Alegrías, one of the main flamenco clubs
Perhaps the most characteristic feature of Alegrías is its compass, which it shares with Solea. They are sung in a major tone, a fairly common feature in all Cantiñas, with some specific exception, in which variants such as Caracoles or Córdoba are implemented.
As for its structure, the Joys admit the coupling of four octosyllable verses, which can be linked to the toy of three or four verses, which follows the wake of the classic string formed by copla and chorus. In spite of this, there is no specific structure, and a sequence of copla and toy is usually carried out, which ends with a letter interpreted in a high tessitura followed also by a rather rhythmic final toy. Rodríguez Marín says that the joys are ‘the shortest of the Spanish songs; It only has two verses, assonance or sounding, almost always five syllables the first and ten the second, and divisible this in equal hemistich.
An interesting fact about the joys is that in what is possibly the first recording made of this genre, made by Sebastián el Pena in 1909, accompanied on the guitar by the Son of the Blind and dancing by La Macarrona; Cante himself defines it as ruckus, thus demonstrating that the chaos precede this type of Cantiñas.

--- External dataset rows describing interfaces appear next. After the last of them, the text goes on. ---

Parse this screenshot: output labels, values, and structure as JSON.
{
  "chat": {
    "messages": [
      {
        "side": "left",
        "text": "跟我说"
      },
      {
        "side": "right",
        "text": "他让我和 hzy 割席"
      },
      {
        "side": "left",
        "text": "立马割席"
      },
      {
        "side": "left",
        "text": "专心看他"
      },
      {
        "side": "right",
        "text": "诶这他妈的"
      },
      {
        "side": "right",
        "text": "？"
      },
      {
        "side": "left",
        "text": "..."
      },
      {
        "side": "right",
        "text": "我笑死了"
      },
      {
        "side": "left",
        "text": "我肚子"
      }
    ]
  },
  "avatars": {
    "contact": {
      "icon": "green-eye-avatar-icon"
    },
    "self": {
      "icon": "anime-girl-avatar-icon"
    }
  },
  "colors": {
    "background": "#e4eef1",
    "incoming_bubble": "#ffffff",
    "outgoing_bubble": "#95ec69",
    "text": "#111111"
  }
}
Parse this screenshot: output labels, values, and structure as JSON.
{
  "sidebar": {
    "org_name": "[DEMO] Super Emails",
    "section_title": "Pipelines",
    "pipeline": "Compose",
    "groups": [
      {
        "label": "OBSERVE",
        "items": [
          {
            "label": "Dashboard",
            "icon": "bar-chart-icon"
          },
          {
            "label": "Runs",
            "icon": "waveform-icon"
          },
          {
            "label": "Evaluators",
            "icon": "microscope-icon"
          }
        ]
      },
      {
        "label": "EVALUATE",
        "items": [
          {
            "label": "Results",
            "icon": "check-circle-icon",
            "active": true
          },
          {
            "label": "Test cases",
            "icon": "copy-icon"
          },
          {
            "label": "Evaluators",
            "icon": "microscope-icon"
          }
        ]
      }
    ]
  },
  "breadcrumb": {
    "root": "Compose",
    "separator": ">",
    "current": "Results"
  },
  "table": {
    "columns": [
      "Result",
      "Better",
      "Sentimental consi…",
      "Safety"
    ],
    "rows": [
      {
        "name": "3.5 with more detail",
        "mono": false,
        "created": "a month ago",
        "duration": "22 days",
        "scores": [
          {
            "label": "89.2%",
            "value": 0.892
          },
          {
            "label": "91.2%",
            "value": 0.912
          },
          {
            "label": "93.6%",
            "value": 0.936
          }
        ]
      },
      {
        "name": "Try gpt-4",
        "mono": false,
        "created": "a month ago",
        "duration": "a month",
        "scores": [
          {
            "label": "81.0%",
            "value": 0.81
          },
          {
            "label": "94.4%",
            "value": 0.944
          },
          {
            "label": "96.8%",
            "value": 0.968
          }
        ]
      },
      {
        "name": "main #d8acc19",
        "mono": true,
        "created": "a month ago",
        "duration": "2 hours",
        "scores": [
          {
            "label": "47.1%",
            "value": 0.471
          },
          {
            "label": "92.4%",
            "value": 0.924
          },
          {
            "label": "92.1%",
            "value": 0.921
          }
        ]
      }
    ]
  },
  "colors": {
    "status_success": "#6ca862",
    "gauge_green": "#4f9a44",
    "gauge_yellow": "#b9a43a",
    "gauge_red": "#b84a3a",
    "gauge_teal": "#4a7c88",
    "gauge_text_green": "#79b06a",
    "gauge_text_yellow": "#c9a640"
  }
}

Another very important aspect in the Alegrías is the costumes used by the bailaoras, who wear a long dress up to the ankle finished in frills and adorned with ribbons or lace. The sleeves can be long or short, puffed or ruffled. In addition, the bailaoras wear, as usual, beautiful mantillas, these are adorned with flower embroidery and long fringes. The details that complete her wardrobe are flowers, combs, coral earrings and heels.